Imagine our surprise a week later when we heard that George had been fired! Had it been government agents? Had he been set up? Had he been beaten up, arrested? We didn’t know, but we kept hearing it had something to do with some pink hard hat.

We eventually found out, and this is the real story.

As Machinist Instructor, George was in charge of teaching that trade to the young apprentices, who the Machine Shop boss, an old conservative guy that markedly did not like civil rights, peaceniks, lefties and especially did not appreciate young radical guys coming into his machine shop with their long hair and beards. He had a solution! He would harass these young punks, make them cut their damned beards off and cut their hair back to “reasonable” lengths. All this was needed, he stated, for “safety.” The young apprentices were not happy and they said so!

As it happened, that boss was walking by where George was eating lunch and noticed that George had painted his hard hat pink. “What the hell is that, Edwards,” he asked?

“Painted it to look like your bald head,” George answered. “I have to help those guys learn a tough trade, and all you’re doing is screwing stuff up---leave them alone and then I’ll repaint it!”

“You have until end of lunch break to paint it back or you’re fired,” yelled boss!

Guess we all know now whether George jumped right up and painted that hat back or not!

However, US Steel now had a real problem. They didn’t have a Machinist Instructor they needed.  They had a whole bunch of pissed off young apprentices and now the Cleveland newspaper had an inner, front-page piece on this guy with a perfect record, on a key job with 30 years seniority who had been fired by US Steel because they didn’t like the color of his hard hat. This was a big negative and they needed out from under it!

Immediately, the discharge was reduced to a 3-day suspension, which they settled quickly in grievance procedure, with the suspension pulled and George paid for time lost.

More importantly, George got ahold of some of us and helped write up a leaflet calling a meeting to organize a Rank & File Committee. We had a packed room, of mostly young folks, and when we left the room, we had a Rank & File Committee.

The interesting thing, and I think certainly applicable today, is that the “perfect issue” to organize that movement was not at all any of the big ideas we had, it was what the workers wanted to fight about. The important thing that we found was that the most important issue always was what the workers were concerned about. If you were there to help folks out when they needed help, if you’re there with others and bring all our power united to the issue, workers will turn back there when the next issue, and the next one, come up.

As well, from this insignificant little group of steelworkers, developed a multi-racial movement of workers that fought, helped win transfer rights then denied African American workers, right to vote on our contracts, more reps of color, women, and overall, a fighting union that proudly stood for the principles that the SWOC fought for in the first place.

But, before I end this, I do think readers would appreciate one other, related little story.

As that Rank & File movement grew, new committees were set up, expanded, at other mills.
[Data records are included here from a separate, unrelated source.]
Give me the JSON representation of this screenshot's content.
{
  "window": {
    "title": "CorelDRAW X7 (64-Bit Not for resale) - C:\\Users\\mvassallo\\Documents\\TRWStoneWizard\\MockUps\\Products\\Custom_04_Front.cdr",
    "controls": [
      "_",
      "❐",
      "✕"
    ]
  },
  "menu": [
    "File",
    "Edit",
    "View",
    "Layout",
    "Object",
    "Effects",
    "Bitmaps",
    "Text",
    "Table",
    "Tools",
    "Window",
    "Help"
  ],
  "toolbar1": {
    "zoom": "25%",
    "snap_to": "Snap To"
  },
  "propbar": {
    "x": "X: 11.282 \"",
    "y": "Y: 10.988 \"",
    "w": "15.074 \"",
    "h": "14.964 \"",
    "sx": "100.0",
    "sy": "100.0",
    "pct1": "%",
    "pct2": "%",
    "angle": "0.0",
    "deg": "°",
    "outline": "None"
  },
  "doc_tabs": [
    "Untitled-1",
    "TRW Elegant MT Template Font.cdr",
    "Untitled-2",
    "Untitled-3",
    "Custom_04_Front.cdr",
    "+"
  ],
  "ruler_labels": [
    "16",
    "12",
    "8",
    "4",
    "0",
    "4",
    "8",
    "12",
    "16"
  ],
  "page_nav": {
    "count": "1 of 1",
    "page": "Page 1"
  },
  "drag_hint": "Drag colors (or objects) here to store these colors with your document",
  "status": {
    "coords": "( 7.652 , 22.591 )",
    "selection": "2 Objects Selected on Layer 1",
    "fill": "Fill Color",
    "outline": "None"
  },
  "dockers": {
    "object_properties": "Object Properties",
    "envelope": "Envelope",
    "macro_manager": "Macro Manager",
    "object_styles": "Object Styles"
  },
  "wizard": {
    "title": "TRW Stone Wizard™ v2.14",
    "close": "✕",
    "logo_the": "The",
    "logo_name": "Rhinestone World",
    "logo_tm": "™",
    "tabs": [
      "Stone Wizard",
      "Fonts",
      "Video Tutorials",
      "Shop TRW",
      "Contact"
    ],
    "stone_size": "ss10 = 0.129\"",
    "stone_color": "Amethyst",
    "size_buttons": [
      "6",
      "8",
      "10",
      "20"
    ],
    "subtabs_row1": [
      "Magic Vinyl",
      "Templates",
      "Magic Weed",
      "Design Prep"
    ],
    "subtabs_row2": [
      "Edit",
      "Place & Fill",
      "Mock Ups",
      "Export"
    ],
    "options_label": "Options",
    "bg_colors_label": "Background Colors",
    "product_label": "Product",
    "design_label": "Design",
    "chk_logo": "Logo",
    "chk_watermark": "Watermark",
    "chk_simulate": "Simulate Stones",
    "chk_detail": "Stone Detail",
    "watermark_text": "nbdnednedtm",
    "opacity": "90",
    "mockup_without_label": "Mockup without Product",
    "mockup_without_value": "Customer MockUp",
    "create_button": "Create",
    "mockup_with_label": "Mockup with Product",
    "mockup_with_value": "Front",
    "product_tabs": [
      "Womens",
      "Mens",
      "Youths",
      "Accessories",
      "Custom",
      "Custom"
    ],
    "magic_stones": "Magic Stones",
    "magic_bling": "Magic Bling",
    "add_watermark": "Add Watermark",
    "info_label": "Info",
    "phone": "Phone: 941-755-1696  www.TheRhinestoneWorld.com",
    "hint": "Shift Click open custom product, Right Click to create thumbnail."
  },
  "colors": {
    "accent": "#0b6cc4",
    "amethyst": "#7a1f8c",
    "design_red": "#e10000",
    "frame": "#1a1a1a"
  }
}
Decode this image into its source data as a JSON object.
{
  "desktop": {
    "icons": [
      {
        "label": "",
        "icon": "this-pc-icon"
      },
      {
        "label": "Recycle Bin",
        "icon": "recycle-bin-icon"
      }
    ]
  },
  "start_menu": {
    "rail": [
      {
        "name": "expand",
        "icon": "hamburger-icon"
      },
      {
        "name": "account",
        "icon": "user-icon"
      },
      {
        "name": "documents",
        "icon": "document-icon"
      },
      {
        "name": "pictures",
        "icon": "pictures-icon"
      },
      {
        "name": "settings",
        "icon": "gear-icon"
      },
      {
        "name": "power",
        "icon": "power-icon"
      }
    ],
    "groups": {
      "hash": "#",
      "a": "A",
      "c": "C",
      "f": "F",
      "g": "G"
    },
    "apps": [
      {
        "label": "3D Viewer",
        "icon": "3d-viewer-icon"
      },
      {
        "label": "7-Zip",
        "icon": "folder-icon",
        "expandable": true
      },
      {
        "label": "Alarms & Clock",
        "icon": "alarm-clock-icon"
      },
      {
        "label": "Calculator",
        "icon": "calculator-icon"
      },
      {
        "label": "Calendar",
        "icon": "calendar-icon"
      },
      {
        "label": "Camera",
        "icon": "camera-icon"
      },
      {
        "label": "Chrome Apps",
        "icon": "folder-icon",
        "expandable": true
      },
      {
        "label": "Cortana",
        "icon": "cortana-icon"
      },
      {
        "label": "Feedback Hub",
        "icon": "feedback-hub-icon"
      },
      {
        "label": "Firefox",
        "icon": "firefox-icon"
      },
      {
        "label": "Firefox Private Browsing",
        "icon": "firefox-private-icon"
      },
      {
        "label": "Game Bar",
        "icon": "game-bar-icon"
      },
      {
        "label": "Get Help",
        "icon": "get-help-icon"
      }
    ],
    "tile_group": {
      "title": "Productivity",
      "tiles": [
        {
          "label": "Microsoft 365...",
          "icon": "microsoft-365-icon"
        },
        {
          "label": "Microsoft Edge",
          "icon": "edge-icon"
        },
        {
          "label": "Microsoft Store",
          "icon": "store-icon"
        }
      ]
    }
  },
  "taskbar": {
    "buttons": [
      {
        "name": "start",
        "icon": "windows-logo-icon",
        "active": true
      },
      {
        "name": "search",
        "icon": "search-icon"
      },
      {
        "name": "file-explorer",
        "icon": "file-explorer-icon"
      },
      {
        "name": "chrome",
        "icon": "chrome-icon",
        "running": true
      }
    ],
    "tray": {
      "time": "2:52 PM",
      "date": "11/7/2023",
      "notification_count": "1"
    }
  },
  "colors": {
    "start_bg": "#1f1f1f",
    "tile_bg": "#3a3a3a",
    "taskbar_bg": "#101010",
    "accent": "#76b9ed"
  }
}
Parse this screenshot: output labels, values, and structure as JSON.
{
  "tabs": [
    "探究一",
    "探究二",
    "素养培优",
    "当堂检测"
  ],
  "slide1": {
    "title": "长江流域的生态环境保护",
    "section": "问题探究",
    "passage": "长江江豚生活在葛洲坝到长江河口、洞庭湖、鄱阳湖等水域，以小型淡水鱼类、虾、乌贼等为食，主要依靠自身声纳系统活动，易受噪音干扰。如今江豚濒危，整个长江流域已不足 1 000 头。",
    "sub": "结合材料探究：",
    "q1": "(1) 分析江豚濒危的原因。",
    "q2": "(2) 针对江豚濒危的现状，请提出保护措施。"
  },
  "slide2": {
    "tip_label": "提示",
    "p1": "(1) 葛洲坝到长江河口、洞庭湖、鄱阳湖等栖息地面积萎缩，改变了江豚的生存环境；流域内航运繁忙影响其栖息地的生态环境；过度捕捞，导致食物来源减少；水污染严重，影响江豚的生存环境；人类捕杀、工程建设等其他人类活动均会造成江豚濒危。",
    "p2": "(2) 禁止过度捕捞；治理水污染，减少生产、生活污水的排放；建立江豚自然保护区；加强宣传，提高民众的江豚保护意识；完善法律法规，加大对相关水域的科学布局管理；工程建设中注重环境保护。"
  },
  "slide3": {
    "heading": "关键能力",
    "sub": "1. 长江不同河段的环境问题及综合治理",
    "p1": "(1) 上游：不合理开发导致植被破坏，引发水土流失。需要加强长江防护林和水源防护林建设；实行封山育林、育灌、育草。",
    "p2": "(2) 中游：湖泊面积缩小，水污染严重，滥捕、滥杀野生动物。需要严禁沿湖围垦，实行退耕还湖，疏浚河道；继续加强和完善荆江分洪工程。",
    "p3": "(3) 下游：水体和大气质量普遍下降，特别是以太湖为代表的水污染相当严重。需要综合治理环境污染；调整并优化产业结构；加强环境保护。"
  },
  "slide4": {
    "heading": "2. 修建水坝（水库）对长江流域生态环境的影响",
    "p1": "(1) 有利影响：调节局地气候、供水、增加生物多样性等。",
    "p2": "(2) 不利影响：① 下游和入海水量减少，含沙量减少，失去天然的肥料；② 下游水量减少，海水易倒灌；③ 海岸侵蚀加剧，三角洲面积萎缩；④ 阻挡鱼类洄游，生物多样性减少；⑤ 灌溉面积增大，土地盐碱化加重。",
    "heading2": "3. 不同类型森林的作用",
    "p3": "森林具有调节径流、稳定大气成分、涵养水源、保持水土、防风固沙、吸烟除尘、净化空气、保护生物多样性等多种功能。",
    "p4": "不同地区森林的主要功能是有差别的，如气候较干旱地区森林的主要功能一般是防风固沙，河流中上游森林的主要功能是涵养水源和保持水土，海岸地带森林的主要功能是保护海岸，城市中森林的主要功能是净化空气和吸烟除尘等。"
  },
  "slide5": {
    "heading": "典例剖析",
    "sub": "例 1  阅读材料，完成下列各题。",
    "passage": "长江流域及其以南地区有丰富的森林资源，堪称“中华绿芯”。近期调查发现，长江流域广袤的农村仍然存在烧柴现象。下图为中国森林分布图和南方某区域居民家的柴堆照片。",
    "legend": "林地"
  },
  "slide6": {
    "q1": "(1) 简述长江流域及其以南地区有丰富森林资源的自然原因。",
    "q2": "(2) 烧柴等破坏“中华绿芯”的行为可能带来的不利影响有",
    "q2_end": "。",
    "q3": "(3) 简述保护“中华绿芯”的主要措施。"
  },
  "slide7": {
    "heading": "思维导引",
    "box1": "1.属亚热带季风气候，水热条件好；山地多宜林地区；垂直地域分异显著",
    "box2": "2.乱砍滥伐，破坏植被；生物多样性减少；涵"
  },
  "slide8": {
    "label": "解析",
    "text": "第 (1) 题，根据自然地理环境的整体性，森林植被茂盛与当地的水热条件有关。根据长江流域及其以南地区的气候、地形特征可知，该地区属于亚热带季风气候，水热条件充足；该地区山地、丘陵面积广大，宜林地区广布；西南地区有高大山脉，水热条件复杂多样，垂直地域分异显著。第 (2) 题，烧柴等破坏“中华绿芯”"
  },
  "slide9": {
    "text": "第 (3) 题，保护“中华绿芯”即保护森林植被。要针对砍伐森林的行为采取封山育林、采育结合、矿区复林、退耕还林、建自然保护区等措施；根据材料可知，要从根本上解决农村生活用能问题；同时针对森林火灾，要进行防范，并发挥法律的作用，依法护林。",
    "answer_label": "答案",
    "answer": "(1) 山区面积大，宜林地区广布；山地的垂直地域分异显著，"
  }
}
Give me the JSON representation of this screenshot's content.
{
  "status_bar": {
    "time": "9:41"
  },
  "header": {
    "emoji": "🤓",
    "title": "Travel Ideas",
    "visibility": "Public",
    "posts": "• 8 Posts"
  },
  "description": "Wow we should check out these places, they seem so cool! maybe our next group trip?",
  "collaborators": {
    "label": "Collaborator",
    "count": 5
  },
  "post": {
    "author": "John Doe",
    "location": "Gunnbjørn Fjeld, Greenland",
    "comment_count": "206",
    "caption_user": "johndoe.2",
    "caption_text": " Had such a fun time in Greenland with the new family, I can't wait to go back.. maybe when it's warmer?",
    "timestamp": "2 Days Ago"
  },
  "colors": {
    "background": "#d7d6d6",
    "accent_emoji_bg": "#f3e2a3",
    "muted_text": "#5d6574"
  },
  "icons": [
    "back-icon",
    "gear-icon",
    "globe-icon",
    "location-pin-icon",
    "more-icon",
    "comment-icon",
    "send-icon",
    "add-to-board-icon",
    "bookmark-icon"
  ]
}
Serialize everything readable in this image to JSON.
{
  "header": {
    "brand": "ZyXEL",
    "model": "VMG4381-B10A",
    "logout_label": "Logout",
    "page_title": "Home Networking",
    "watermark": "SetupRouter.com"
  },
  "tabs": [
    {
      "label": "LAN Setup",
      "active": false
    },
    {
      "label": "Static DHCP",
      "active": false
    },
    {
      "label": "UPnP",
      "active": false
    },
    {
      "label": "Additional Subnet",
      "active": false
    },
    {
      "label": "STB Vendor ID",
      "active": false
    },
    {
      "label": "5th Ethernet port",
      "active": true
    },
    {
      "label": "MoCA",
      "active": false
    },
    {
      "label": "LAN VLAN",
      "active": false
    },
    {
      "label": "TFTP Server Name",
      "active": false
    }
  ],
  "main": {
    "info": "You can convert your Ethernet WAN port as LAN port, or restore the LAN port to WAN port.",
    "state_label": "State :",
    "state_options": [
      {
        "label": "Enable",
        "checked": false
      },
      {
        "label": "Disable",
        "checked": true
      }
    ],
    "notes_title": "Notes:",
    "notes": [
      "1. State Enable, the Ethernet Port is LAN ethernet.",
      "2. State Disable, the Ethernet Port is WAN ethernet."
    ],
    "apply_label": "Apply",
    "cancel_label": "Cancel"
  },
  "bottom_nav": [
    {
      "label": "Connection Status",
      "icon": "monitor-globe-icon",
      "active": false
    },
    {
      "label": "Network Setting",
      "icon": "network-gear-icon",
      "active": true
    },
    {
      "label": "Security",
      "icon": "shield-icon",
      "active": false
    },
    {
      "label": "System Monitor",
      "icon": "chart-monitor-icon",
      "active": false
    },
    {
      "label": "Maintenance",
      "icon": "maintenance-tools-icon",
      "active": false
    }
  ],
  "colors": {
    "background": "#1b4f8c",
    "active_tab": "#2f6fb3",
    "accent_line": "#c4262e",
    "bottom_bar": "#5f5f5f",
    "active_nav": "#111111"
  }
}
At the big Burns Harbor mill, one such committee emerged, with future USW local 6787 president Paul Kaczocha as one of their leaders. At a regional meeting of Rank & File folks in Cleveland, Paul, who was also a machinist brought up that they had some new asshole boss that he heard was from Lorain that was harassing everyone. You guessed it, same guy!

Well, we had a bunch of leftover “George Edwards for President” stickers from the first election the Lorain group had run in. Got those to Paul. The next time we saw him, he laughed like hell.

“You wouldn’t believe it,” he said. “Got the stickers to everyone, every worker in the shop, and when the boss came out for the morning meeting, he opened his mouth, said nothing, shut it and turned around and went back into the office.”

The arm of working-class solidarity is a long one!